EXERCISE |
The response is to be the full listing, set down exactly.

SOURCE RECORDS |
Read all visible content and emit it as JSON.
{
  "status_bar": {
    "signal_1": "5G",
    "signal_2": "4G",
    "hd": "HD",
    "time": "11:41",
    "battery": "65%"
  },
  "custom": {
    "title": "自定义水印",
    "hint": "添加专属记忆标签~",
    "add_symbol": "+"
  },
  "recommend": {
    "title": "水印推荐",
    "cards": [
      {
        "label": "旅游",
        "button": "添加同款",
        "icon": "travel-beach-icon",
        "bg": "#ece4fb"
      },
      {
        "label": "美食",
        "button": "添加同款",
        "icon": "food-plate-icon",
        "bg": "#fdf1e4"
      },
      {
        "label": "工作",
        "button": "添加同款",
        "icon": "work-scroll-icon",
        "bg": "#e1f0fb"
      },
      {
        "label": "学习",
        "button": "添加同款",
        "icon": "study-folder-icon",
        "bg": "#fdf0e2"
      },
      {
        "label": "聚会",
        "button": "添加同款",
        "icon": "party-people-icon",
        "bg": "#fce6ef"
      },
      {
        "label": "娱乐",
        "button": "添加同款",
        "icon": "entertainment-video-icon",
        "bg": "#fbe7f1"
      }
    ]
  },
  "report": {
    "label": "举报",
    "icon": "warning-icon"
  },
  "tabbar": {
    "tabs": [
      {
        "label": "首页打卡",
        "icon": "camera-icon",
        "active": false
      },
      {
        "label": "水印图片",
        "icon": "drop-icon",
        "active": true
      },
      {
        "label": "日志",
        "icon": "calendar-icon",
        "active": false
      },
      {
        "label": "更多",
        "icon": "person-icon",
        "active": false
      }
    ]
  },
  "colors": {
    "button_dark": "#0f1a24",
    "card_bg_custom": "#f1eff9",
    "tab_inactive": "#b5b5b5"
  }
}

RESPONSE AREA |
Read all visible content and emit it as JSON.
{
  "status_bar": {
    "signal_1": "5G",
    "signal_2": "4G",
    "hd": "HD",
    "time": "11:41",
    "battery": "65%"
  },
  "custom": {
    "title": "自定义水印",
    "hint": "添加专属记忆标签~",
    "add_symbol": "+"
  },
  "recommend": {
    "title": "水印推荐",
    "cards": [
      {
        "label": "旅游",
        "button": "添加同款",
        "icon": "travel-beach-icon",
        "bg": "#ece4fb"
      },
      {
        "label": "美食",
        "button": "添加同款",
        "icon": "food-plate-icon",
        "bg": "#fdf1e4"
      },
      {
        "label": "工作",
        "button": "添加同款",
        "icon": "work-scroll-icon",
        "bg": "#e1f0fb"
      },
      {
        "label": "学习",
        "button": "添加同款",
        "icon": "study-folder-icon",
        "bg": "#fdf0e2"
      },
      {
        "label": "聚会",
        "button": "添加同款",
        "icon": "party-people-icon",
        "bg": "#fce6ef"
      },
      {
        "label": "娱乐",
        "button": "添加同款",
        "icon": "entertainment-video-icon",
        "bg": "#fbe7f1"
      }
    ]
  },
  "report": {
    "label": "举报",
    "icon": "warning-icon"
  },
  "tabbar": {
    "tabs": [
      {
        "label": "首页打卡",
        "icon": "camera-icon",
        "active": false
      },
      {
        "label": "水印图片",
        "icon": "drop-icon",
        "active": true
      },
      {
        "label": "日志",
        "icon": "calendar-icon",
        "active": false
      },
      {
        "label": "更多",
        "icon": "person-icon",
        "active": false
      }
    ]
  },
  "colors": {
    "button_dark": "#0f1a24",
    "card_bg_custom": "#f1eff9",
    "tab_inactive": "#b5b5b5"
  }
}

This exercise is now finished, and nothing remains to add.